Recently I sat with a man whose partner has had three terminations. The effect for him as a man, and as a father was apparent. Raw grief and rage, helplessness... Confronting his own sense of failure and inability to do something more.... Having a great love for children and wanting his own.... Aware he himself needed to sort out his own shit, but also deeply feeling the pain of lost fatherhood.
Men are an integral part of the abortion story yet have no voice. Whatever their part in the abortion, they too can carry pain with them and through their lives. They may develop problems with anger—frequent outbursts, violent behaviour, increased risk-taking behaviours, anger towards self, partner or women in general. Resultant helplessness may exhibit as confusion about his role as a man, feeling inept or finding it hard to function as a man e.g. questioning ability to support and nurture family.
Increased anxiety can create difficulty sleeping, disturbing dreams or nightmares, poor concentration, excessive worrying. There may be relationships issues—isolation (physical or emotional), trust issues, difficulty communicating, promiscuity, impotence or sexual problems.
There may be symptoms of grief and/or guilt including frequent feelings of unexplained sadness, frequent thoughts of self-condemnation, shame or guilt, discomfort or avoidance of babies and small children, crying spells, feeling of choking or tightness in throat, feeling numb or dead inside, alcohol or drug abuse, thoughts of suicide....
It is particularly significant if a man has experienced these problems only after his abortion experience. Men may experience these types of symptoms or problems and not realise they could be related to a past abortion until they openly talk about it.
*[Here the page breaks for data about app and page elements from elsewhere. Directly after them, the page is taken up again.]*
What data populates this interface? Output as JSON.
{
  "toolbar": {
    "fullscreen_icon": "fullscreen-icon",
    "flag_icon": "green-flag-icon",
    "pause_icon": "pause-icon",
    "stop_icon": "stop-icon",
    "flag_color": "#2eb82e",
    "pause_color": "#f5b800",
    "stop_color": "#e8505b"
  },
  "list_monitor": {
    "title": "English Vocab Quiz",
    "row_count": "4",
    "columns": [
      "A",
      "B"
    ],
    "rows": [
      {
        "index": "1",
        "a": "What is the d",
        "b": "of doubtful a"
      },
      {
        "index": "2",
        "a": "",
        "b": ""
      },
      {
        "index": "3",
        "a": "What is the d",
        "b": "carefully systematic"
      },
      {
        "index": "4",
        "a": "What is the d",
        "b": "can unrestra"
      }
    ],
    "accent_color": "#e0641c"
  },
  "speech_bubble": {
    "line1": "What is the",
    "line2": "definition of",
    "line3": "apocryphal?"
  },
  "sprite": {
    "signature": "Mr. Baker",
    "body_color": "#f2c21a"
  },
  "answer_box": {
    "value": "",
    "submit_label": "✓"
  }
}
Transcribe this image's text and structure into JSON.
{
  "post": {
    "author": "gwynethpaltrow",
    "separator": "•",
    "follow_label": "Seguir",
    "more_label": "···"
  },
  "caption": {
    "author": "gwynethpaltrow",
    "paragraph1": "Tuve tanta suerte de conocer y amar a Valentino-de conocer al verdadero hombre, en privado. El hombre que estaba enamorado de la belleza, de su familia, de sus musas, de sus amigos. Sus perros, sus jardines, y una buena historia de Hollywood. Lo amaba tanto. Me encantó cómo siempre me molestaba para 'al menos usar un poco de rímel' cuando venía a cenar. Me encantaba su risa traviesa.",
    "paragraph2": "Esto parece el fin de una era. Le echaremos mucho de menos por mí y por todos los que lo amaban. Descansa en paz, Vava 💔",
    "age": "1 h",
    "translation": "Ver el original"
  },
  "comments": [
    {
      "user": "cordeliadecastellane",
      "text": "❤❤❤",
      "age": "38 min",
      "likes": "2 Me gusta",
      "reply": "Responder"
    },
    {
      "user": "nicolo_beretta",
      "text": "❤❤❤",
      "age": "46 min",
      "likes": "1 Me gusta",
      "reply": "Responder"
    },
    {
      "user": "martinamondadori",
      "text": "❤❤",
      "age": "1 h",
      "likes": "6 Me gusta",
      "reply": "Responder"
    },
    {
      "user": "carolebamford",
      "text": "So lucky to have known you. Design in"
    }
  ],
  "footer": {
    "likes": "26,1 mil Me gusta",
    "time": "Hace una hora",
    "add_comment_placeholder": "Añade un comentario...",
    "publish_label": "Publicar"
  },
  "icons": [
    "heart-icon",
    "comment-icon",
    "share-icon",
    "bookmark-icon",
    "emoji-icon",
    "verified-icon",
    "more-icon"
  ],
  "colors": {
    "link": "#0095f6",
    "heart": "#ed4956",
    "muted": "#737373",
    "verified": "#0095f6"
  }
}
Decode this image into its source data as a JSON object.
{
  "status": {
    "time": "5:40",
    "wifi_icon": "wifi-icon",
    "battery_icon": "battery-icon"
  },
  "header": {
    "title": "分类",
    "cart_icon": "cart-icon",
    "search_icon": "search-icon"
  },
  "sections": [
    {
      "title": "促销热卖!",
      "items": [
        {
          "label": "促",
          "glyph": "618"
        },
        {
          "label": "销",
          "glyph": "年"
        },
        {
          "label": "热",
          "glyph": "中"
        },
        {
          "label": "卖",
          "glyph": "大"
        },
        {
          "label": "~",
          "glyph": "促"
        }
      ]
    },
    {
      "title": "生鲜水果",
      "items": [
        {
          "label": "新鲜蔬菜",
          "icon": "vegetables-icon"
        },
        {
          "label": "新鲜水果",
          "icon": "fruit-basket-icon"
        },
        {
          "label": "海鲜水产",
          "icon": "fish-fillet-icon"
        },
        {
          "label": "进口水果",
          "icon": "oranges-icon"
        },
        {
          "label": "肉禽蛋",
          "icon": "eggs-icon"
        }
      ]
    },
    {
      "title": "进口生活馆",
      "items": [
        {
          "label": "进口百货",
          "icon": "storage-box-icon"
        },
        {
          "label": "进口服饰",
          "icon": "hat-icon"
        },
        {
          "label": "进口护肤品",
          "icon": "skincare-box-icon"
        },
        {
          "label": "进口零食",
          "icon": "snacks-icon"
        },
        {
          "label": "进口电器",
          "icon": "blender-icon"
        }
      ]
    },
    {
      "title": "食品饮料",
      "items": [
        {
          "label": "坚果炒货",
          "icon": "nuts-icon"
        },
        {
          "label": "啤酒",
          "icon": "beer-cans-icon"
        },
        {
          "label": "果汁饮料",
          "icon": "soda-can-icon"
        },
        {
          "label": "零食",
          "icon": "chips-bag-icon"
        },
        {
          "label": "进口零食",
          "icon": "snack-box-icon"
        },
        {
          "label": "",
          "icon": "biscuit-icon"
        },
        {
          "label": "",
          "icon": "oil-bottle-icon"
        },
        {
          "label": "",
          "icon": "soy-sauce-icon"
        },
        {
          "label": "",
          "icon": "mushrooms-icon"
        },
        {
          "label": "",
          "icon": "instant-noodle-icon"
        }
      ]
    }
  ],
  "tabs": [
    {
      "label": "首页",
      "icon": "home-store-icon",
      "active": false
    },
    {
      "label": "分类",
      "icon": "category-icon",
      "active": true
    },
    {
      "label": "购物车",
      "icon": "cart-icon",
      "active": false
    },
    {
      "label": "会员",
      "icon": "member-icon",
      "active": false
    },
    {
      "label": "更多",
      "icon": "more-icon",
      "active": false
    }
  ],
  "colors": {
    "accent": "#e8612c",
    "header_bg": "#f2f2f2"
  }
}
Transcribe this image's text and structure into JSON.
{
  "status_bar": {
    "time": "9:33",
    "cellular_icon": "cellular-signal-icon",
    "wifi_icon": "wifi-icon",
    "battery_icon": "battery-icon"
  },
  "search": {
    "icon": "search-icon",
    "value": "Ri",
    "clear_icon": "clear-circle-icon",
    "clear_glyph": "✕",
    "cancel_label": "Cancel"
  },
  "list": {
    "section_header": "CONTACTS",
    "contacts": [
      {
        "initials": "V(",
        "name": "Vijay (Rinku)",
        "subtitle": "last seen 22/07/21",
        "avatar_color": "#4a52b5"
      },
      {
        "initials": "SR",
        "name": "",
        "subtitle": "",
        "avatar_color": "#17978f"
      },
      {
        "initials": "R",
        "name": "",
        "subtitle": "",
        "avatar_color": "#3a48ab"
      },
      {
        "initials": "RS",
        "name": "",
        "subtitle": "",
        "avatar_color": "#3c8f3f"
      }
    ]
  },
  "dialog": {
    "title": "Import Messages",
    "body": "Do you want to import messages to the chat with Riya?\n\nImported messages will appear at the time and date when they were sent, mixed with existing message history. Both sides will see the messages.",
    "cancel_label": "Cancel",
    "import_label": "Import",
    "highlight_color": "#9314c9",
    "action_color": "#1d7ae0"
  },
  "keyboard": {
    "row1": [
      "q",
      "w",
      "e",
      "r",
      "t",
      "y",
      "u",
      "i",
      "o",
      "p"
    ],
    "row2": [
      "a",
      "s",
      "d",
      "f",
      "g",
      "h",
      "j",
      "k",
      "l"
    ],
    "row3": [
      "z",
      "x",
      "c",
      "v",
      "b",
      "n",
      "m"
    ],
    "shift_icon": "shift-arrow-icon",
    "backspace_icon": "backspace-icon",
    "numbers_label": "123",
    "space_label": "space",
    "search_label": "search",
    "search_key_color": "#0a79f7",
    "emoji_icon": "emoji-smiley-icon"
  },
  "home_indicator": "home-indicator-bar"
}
The taboo talking about an abortion experience applies equally to men as to women, but it is perhaps even harder for many men. Most men, being practical and strong, expect to be able to cope. But the issues involved are complex and emotions deep, and the fear of confronting themselves can be huge. The post-abortive father needs understanding and support to enable him to share his experience and to express what it was like and has meant for him and his life. Father’s Day can be an emotional trigger which ought not be overlooked.
So this Father’s Day let us remember post-abortive dads everywhere. May you find peace in remembering and embrace your little ones with love.